Purpose: To assess the feasibility and safety of using cooled-tip electrodes to increase the volume of coagulation necrosis obtained or reduce the number of treatment sessions necessary with percutaneous tumor radio-frequency (RF) ablation.
Materials and methods: Twenty-nine patients with 44 hepatic metastases (1.3-5.1 cm diameter) from colorectal (n = 22), gastric (n = 5), pancreatic (n = 1), or breast (n = 1) carcinoma were treated with RF ablation using cooled-tip, 18-gauge electrodes with 2-3 cm tip exposure.
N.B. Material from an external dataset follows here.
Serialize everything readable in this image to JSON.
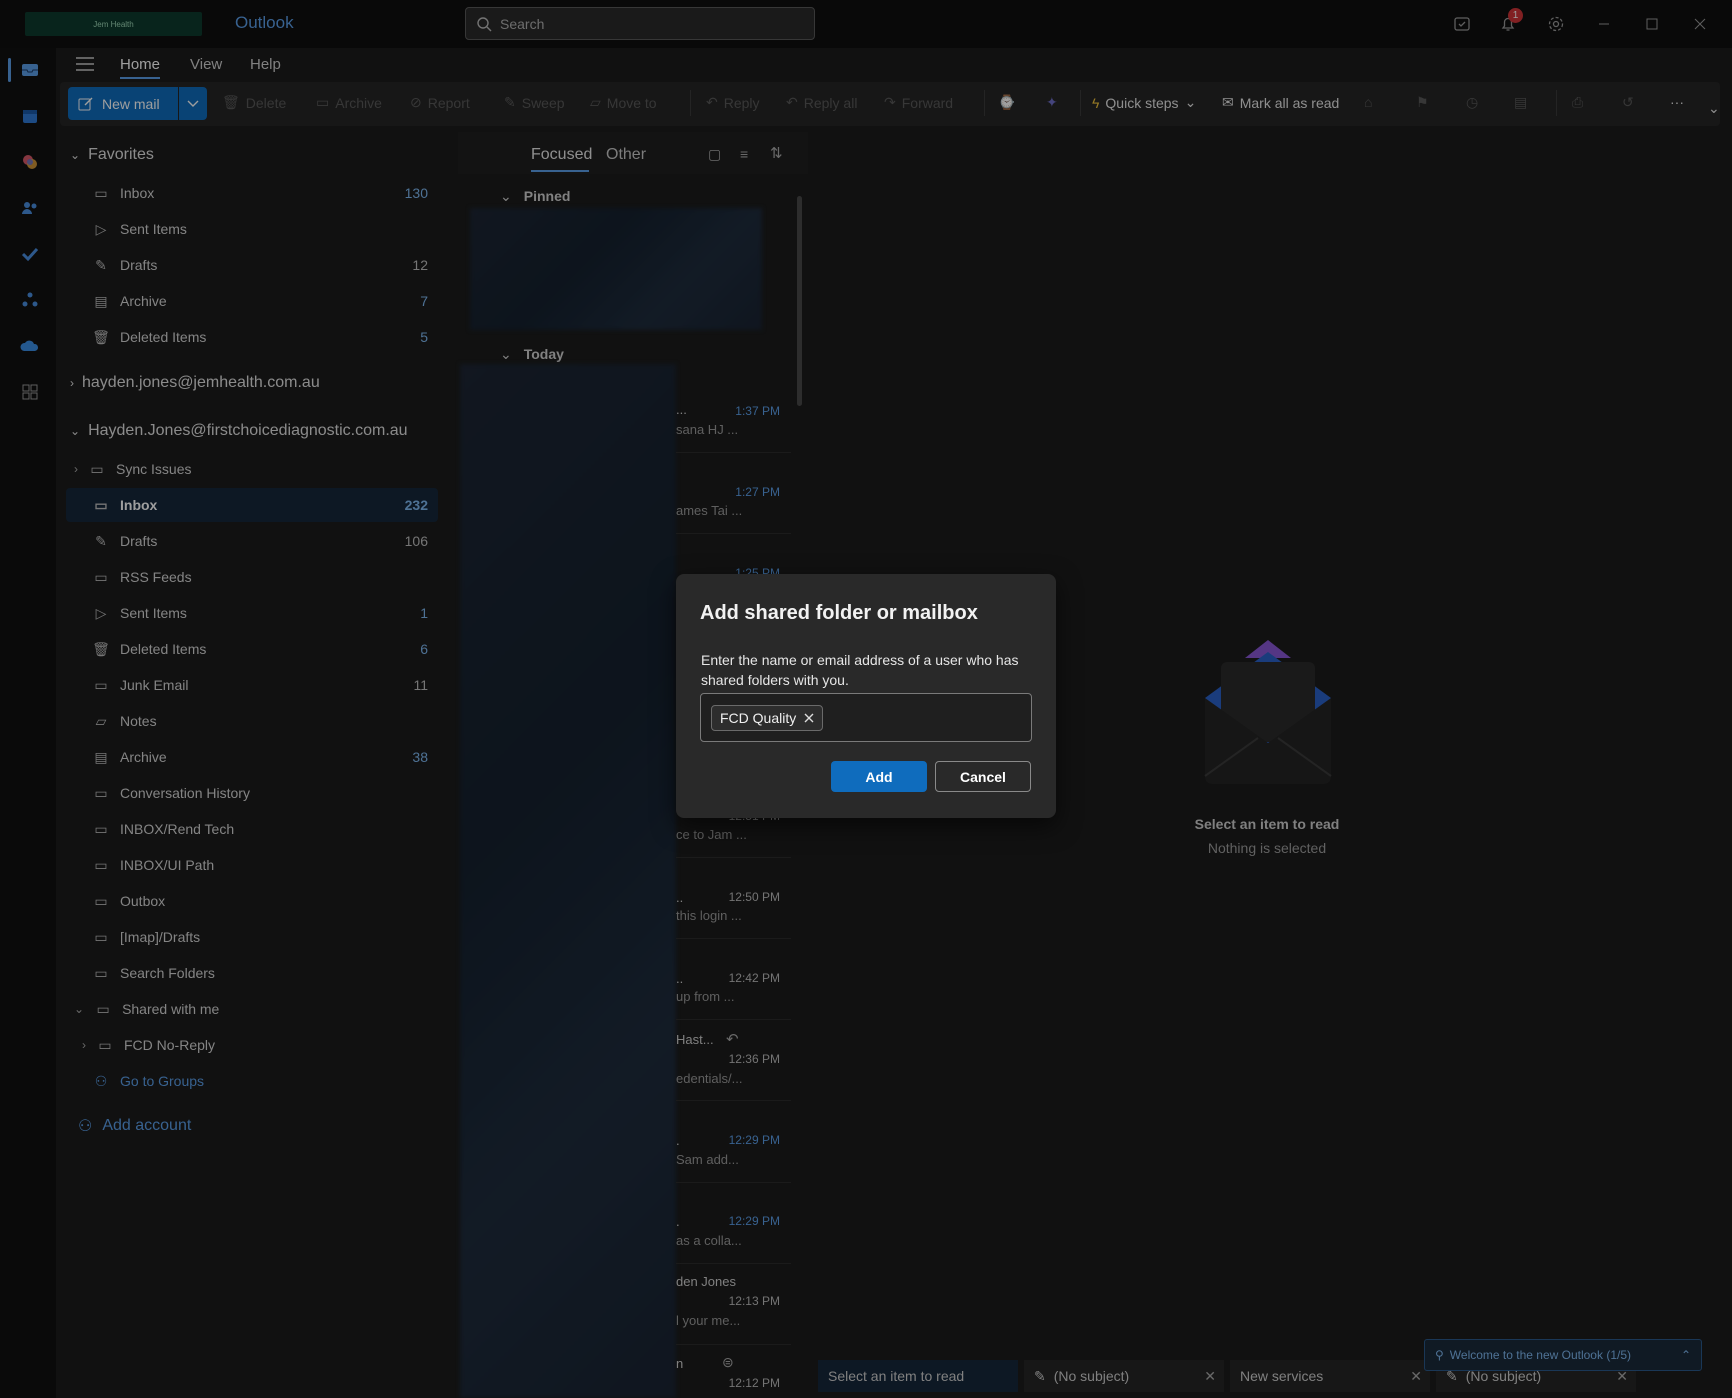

Each tumor was treated in one or two treatment sessions.
Results: Technical success, ablation of all visualized tumor, was achieved in 40 (91%) metastases. Findings at computed tomography (CT) and magnetic resonance (MR) imaging performed 3-6 months after treatment confirmed complete necrosis of the entire metastasis in 66%. Disease-free survival was 50% at 12 months and 33% at 18 months, with localized progression of disease in 34% of treated lesions. Overall survival was 100%, 94%, and 89% at 6, 12, and 18 months, respectively. Only one complication, self-limited hemorrhage, was seen.
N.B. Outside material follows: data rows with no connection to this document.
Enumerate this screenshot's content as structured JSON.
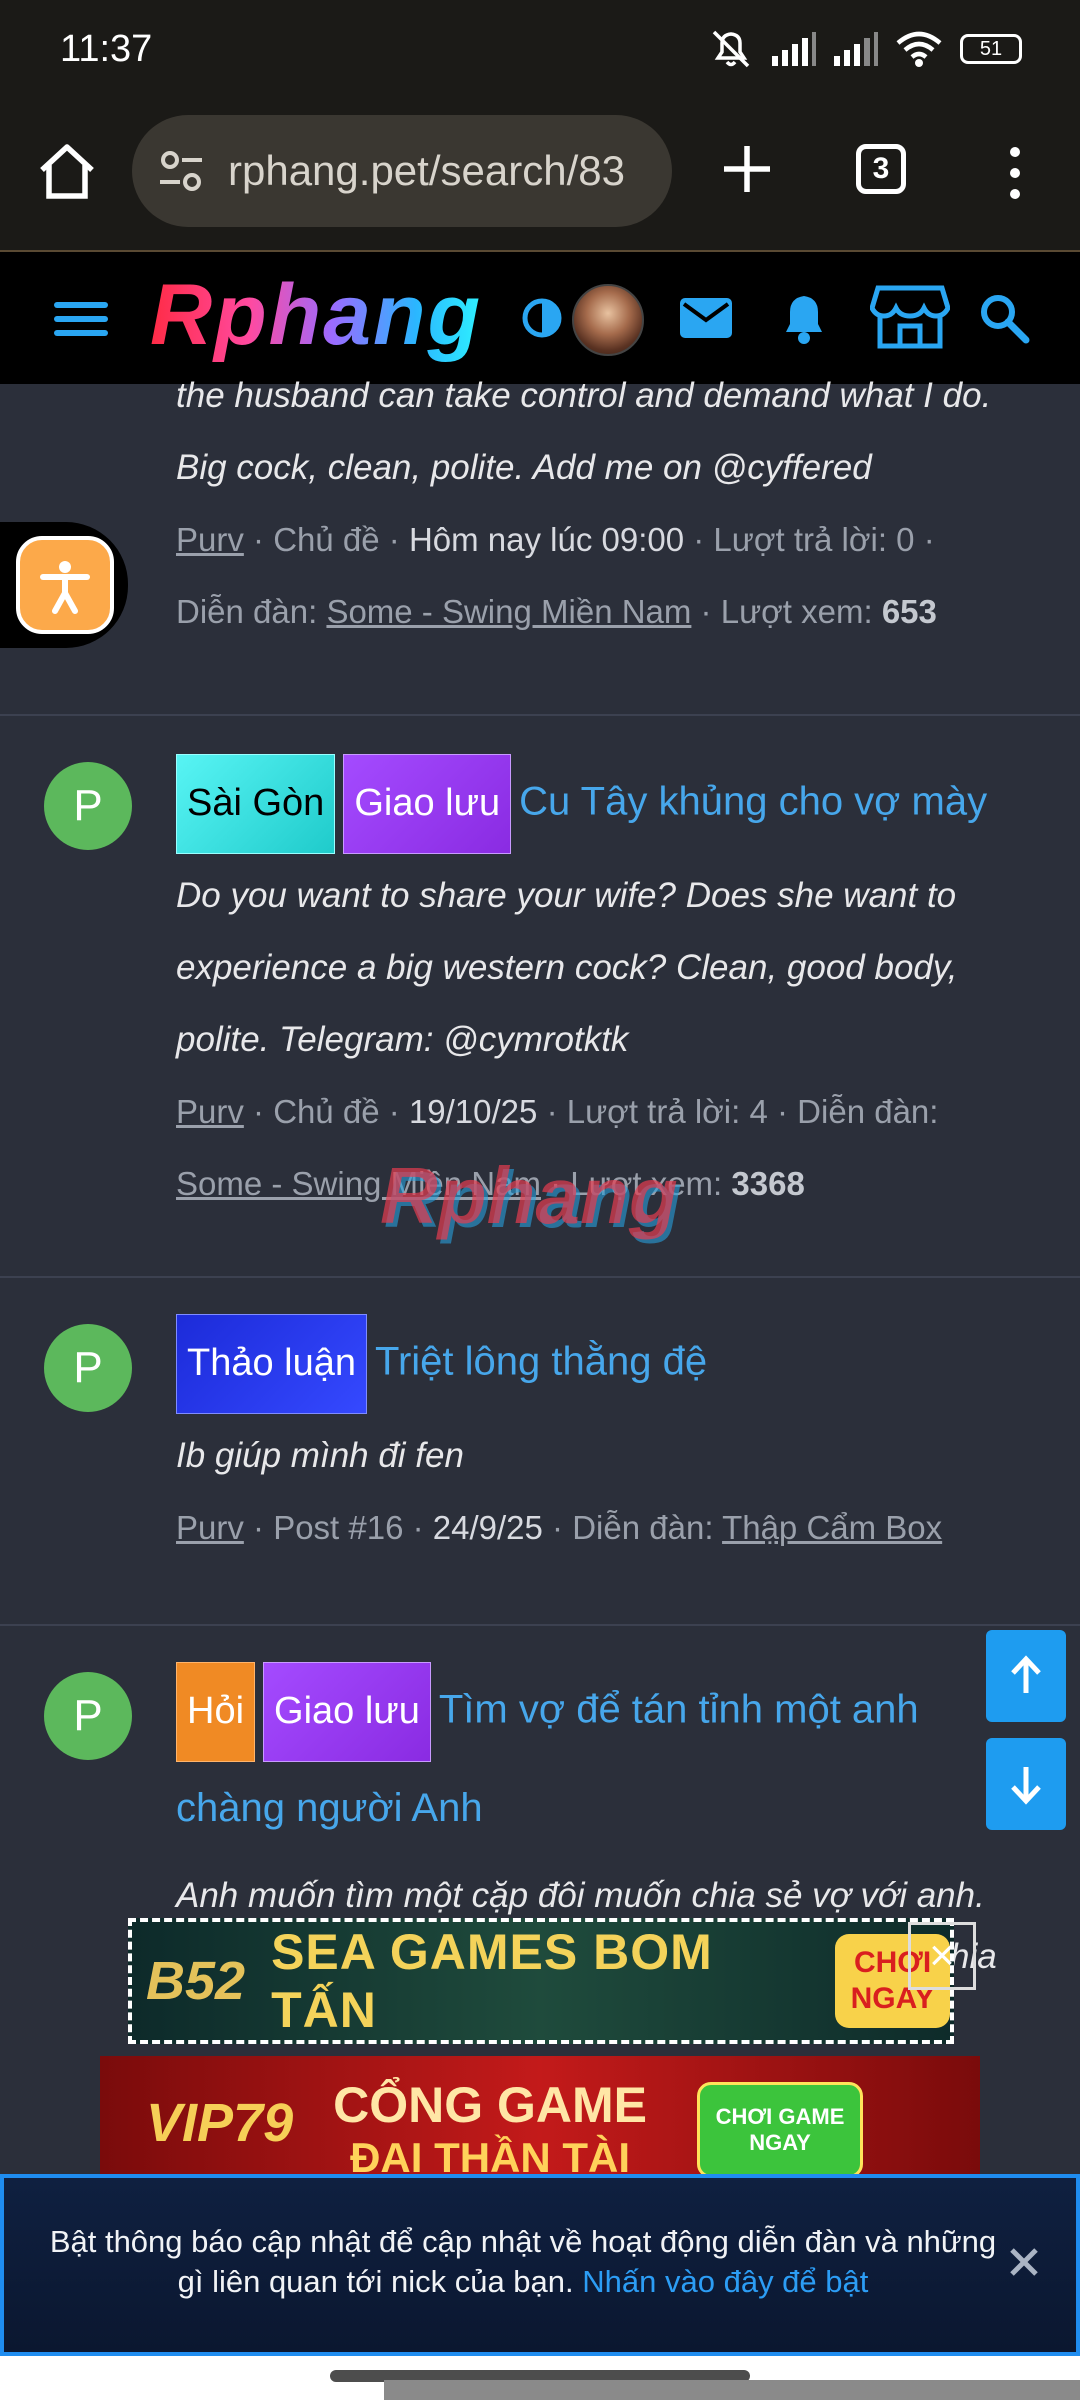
{
  "status_bar": {
    "time": "11:37",
    "battery": "51",
    "icons": [
      "mute-icon",
      "signal-icon",
      "signal-icon",
      "wifi-icon",
      "battery-icon"
    ]
  },
  "browser": {
    "url": "rphang.pet/search/83",
    "tab_count": "3"
  },
  "site": {
    "logo": "Rphang"
  },
  "posts": [
    {
      "snippet_lines": [
        "the husband can take control and demand what I do.",
        "Big cock, clean, polite. Add me on @cyffered"
      ],
      "meta": {
        "user": "Purv",
        "type": "Chủ đề",
        "date": "Hôm nay lúc 09:00",
        "replies_label": "Lượt trả lời:",
        "replies": "0",
        "forum_label": "Diễn đàn:",
        "forum": "Some - Swing Miền Nam",
        "views_label": "Lượt xem:",
        "views": "653"
      }
    },
    {
      "avatar": "P",
      "tags": [
        "Sài Gòn",
        "Giao lưu"
      ],
      "title": "Cu Tây khủng cho vợ mày",
      "snippet_lines": [
        "Do you want to share your wife? Does she want to",
        "experience a big western cock? Clean, good body,",
        "polite. Telegram: @cymrotktk"
      ],
      "meta": {
        "user": "Purv",
        "type": "Chủ đề",
        "date": "19/10/25",
        "replies_label": "Lượt trả lời:",
        "replies": "4",
        "forum_label": "Diễn đàn:",
        "forum": "Some - Swing Miền Nam",
        "views_label": "Lượt xem:",
        "views": "3368"
      }
    },
    {
      "avatar": "P",
      "tags": [
        "Thảo luận"
      ],
      "title": "Triệt lông thằng đệ",
      "snippet_lines": [
        "Ib giúp mình đi fen"
      ],
      "meta": {
        "user": "Purv",
        "type": "Post #16",
        "date": "24/9/25",
        "forum_label": "Diễn đàn:",
        "forum": "Thập Cẩm Box"
      }
    },
    {
      "avatar": "P",
      "tags": [
        "Hỏi",
        "Giao lưu"
      ],
      "title_line1": "Tìm vợ để tán tỉnh một anh",
      "title_line2": "chàng người Anh",
      "snippet_lines": [
        "Anh muốn tìm một cặp đôi muốn chia sẻ vợ với anh."
      ],
      "snippet_tail": "hia"
    }
  ],
  "watermark": "Rphang",
  "ads": {
    "ad1": {
      "brand": "B52",
      "headline": "SEA GAMES BOM TẤN",
      "cta": "CHƠI NGAY"
    },
    "ad2": {
      "brand": "VIP79",
      "headline_l1": "CỔNG GAME",
      "headline_l2": "ĐẠI THẦN TÀI",
      "cta": "CHƠI GAME NGAY"
    }
  },
  "notification": {
    "message": "Bật thông báo cập nhật để cập nhật về hoạt động diễn đàn và những gì liên quan tới nick của bạn.",
    "link": "Nhấn vào đây để bật"
  },
  "colors": {
    "accent": "#47a7eb",
    "background": "#2b2f3a",
    "avatar": "#5cb85c",
    "scroll_button": "#1e9cf0"
  }
}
Conclusion: Use of cooled-tip electrodes was a safe and feasible adjunct for tumor RF ablation therapy that produced larger volumes of coagulation necrosis with fewer electrode insertions than is produced with other RF ablation techniques.